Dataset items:
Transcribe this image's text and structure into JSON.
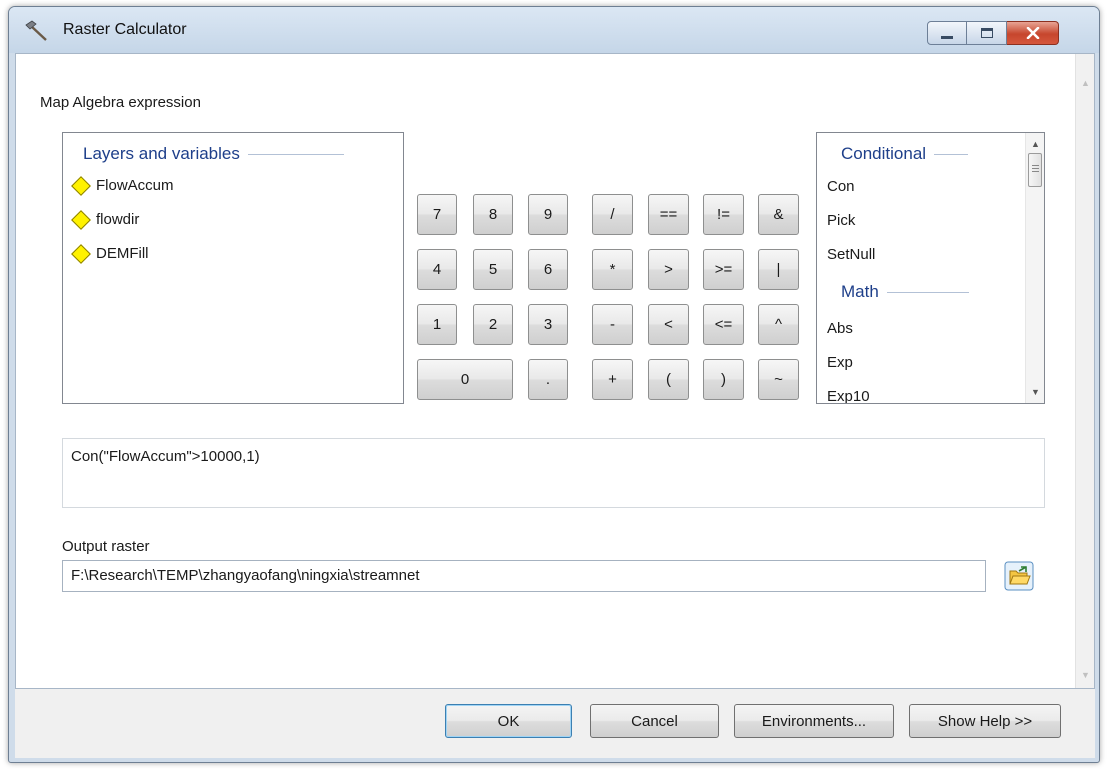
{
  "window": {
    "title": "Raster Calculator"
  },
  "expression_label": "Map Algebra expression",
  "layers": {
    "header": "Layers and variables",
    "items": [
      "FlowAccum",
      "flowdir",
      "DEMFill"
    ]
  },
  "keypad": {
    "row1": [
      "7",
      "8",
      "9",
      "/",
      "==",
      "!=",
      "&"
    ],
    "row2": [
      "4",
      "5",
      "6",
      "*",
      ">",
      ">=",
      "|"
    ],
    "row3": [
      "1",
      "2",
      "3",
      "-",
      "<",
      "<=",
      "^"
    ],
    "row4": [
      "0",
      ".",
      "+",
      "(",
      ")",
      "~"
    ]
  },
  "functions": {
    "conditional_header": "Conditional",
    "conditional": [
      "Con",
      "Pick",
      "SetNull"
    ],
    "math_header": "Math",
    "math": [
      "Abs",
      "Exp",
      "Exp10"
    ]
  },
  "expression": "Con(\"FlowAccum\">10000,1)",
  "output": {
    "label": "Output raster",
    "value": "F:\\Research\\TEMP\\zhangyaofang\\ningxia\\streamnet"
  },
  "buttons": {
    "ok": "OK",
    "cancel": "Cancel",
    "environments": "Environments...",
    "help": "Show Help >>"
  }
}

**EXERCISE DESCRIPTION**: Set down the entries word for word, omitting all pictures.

**OUTPUT OF THE TASK**:
Transcribe this image's text and structure into JSON.
{
  "window": {
    "title": "Raster Calculator"
  },
  "expression_label": "Map Algebra expression",
  "layers": {
    "header": "Layers and variables",
    "items": [
      "FlowAccum",
      "flowdir",
      "DEMFill"
    ]
  },
  "keypad": {
    "row1": [
      "7",
      "8",
      "9",
      "/",
      "==",
      "!=",
      "&"
    ],
    "row2": [
      "4",
      "5",
      "6",
      "*",
      ">",
      ">=",
      "|"
    ],
    "row3": [
      "1",
      "2",
      "3",
      "-",
      "<",
      "<=",
      "^"
    ],
    "row4": [
      "0",
      ".",
      "+",
      "(",
      ")",
      "~"
    ]
  },
  "functions": {
    "conditional_header": "Conditional",
    "conditional": [
      "Con",
      "Pick",
      "SetNull"
    ],
    "math_header": "Math",
    "math": [
      "Abs",
      "Exp",
      "Exp10"
    ]
  },
  "expression": "Con(\"FlowAccum\">10000,1)",
  "output": {
    "label": "Output raster",
    "value": "F:\\Research\\TEMP\\zhangyaofang\\ningxia\\streamnet"
  },
  "buttons": {
    "ok": "OK",
    "cancel": "Cancel",
    "environments": "Environments...",
    "help": "Show Help >>"
  }
}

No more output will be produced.